Speaking on the food insecurity caused by flood losses, the Minister remarked, “Pakistan is faced with the threat of food insecurity as the floods have drowned vast swathes of agricultural land, and made the cost or availability of food a prohibitive cost. The Hunger Hotspot Report 2022 (FAO-WFP early warnings on food insecurity) shows that the impact of the floods will compound the rapid deterioration of the country’s situation, driving food insecurity beyond the 4.7 million (26%) severely food insecure population in 3 provinces of the country; Balochistan, Khyber Pakhtunkhwa and Sindh. Not only have we lost the crops that were to be harvested, there are serious concerns over how much land will be available for the upcoming planting (Rabi) season.
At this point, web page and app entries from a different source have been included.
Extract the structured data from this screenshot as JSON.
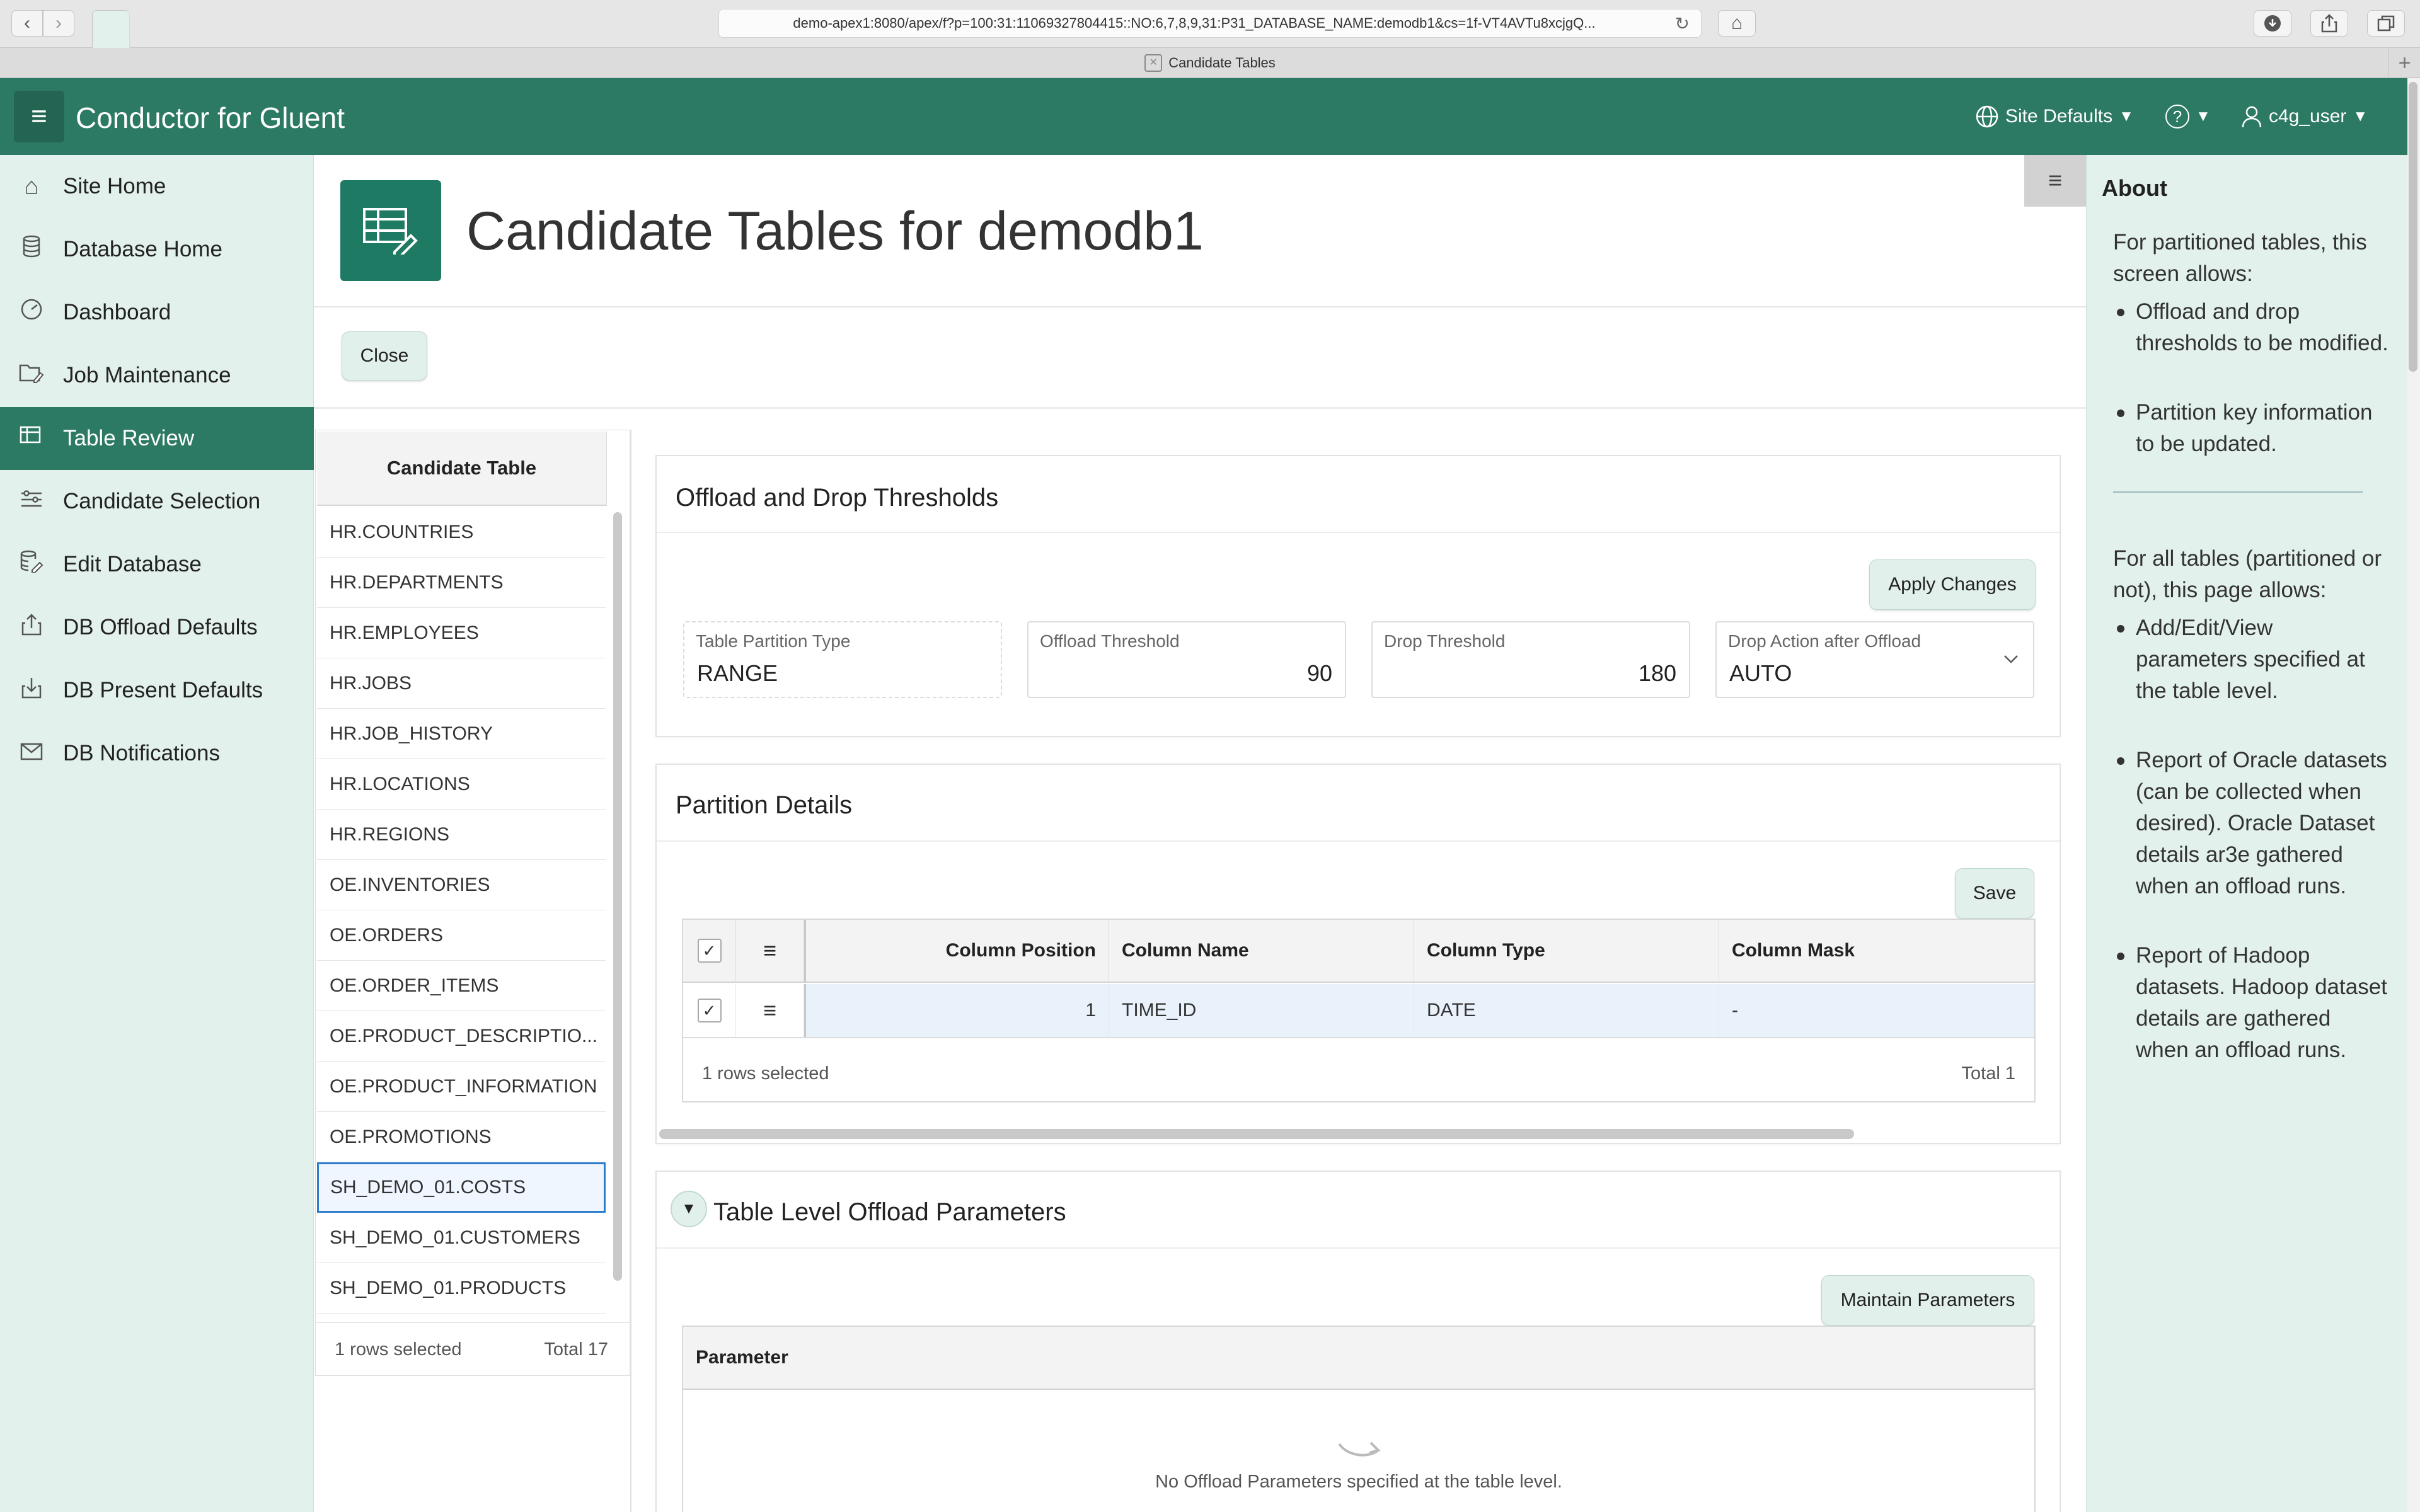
{
  "browser": {
    "url": "demo-apex1:8080/apex/f?p=100:31:11069327804415::NO:6,7,8,9,31:P31_DATABASE_NAME:demodb1&cs=1f-VT4AVTu8xcjgQ...",
    "tab_title": "Candidate Tables"
  },
  "header": {
    "app_title": "Conductor for Gluent",
    "site_defaults": "Site Defaults",
    "help": "?",
    "user": "c4g_user"
  },
  "sidebar": {
    "items": [
      {
        "label": "Site Home",
        "icon": "home-icon"
      },
      {
        "label": "Database Home",
        "icon": "database-icon"
      },
      {
        "label": "Dashboard",
        "icon": "gauge-icon"
      },
      {
        "label": "Job Maintenance",
        "icon": "folder-edit-icon"
      },
      {
        "label": "Table Review",
        "icon": "table-edit-icon"
      },
      {
        "label": "Candidate Selection",
        "icon": "sliders-icon"
      },
      {
        "label": "Edit Database",
        "icon": "database-edit-icon"
      },
      {
        "label": "DB Offload Defaults",
        "icon": "upload-icon"
      },
      {
        "label": "DB Present Defaults",
        "icon": "download-icon"
      },
      {
        "label": "DB Notifications",
        "icon": "mail-icon"
      }
    ],
    "active_index": 4
  },
  "page": {
    "title": "Candidate Tables for demodb1",
    "close_label": "Close"
  },
  "candidate_list": {
    "header": "Candidate Table",
    "rows": [
      "HR.COUNTRIES",
      "HR.DEPARTMENTS",
      "HR.EMPLOYEES",
      "HR.JOBS",
      "HR.JOB_HISTORY",
      "HR.LOCATIONS",
      "HR.REGIONS",
      "OE.INVENTORIES",
      "OE.ORDERS",
      "OE.ORDER_ITEMS",
      "OE.PRODUCT_DESCRIPTIO...",
      "OE.PRODUCT_INFORMATION",
      "OE.PROMOTIONS",
      "SH_DEMO_01.COSTS",
      "SH_DEMO_01.CUSTOMERS",
      "SH_DEMO_01.PRODUCTS"
    ],
    "selected_index": 13,
    "footer_selected": "1 rows selected",
    "footer_total": "Total 17"
  },
  "thresholds": {
    "title": "Offload and Drop Thresholds",
    "apply_label": "Apply Changes",
    "partition_type_label": "Table Partition Type",
    "partition_type_value": "RANGE",
    "offload_threshold_label": "Offload Threshold",
    "offload_threshold_value": "90",
    "drop_threshold_label": "Drop Threshold",
    "drop_threshold_value": "180",
    "drop_action_label": "Drop Action after Offload",
    "drop_action_value": "AUTO"
  },
  "partition_details": {
    "title": "Partition Details",
    "save_label": "Save",
    "columns": [
      "Column Position",
      "Column Name",
      "Column Type",
      "Column Mask"
    ],
    "rows": [
      {
        "position": "1",
        "name": "TIME_ID",
        "type": "DATE",
        "mask": "-"
      }
    ],
    "footer_selected": "1 rows selected",
    "footer_total": "Total 1"
  },
  "offload_params": {
    "title": "Table Level Offload Parameters",
    "maintain_label": "Maintain Parameters",
    "column": "Parameter",
    "empty_message": "No Offload Parameters specified at the table level."
  },
  "about": {
    "title": "About",
    "intro1": "For partitioned tables, this screen allows:",
    "bullets1": [
      "Offload and drop thresholds to be modified.",
      "Partition key information to be updated."
    ],
    "intro2": "For all tables (partitioned or not), this page allows:",
    "bullets2": [
      "Add/Edit/View parameters specified at the table level.",
      "Report of Oracle datasets (can be collected when desired). Oracle Dataset details ar3e gathered when an offload runs.",
      "Report of Hadoop datasets. Hadoop dataset details are gathered when an offload runs."
    ]
  }
}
Initial damage estimates indicate a loss of 74% of cultivable land in Sindh alone; totalling to 3,410,743 acres. The province, which is considered Pakistan’s bread basket, has lost 100% of its Cotton crop, 88% of Vegetables, and 66% of Rice to the floods. Nationally, over 4 million acres of agricultural land have been lost to the floods amounting to a financial loss of over 481 million Rupees.”

Climate change will surely impact the nature of crops, soil fertility, pest attacks, irrigation requirements and water availability. Prior to the floods, heat waves had caused a 5-10% decline in the country’s wheat yields. At the moment it is difficult to gauge the true extent of the damage because of the stagnating floodwater; the numbers from the aforementioned initial estimates may increase as the water recedes and more accurate assessments can be carried out.

The WTO has warned today of the oncoming global recession citing shocks from climate change, wars and food price-hikes as some of the reasons behind the global economic stress. Pakistan’s losses in agriculture and infrastructure surely place us in a difficult position. As of right now, Pakistan remains in dire need of climate finance to help mitigate the impacts of the climate catastrophe that has made us the new ground zero of the climate crisis.

Highlighting the health crisis in flood affected areas the Minister said, “The stagnating water has pushed us back to another century of disease prevalence. Diseases that had virtually disappeared from the country, like diphtheria are making a come-back, while cholera, dengue, malaria, diarrhoea, skin diseases, and other water borne diseases are breeding exponentially in the stagnant water, which we do not have large enough pumps to pull out in the quantities needed. The emergence of Hepatitis-E for pregnant flood victims is another immediate worry. "I am told by experts that if they don’t move to urban hospitals, a total of 42,000 among 128,000 pregnant women are expected to give birth in the flood hit areas within the next three months. Right now, the crisis of access to roads is very real, and at the same time the flood waters are not receding.”

Emphasising on the urgency of climate finance needs, Minister Rehman said, “Long-term climate financing instruments are needed to plug severe capacity deficits in the developing countries right now as the protracted periods of pipelining funds lose potency when resilience needs change faster than the speed of resource dispersion. What has happened in Pakistan will certainly not only stay in Pakistan, we are seeing climate change impacts crossing borders and wreaking havoc, whether it's hurricane Fiona that has hit Puerto Rico, Nigeria battling floods like never before and the forest fires and heatwaves in all of Europe and USA. Financial pipelines must be created to facilitate swift transfer of funds to countries in the Global South that are reeling from climate shocks."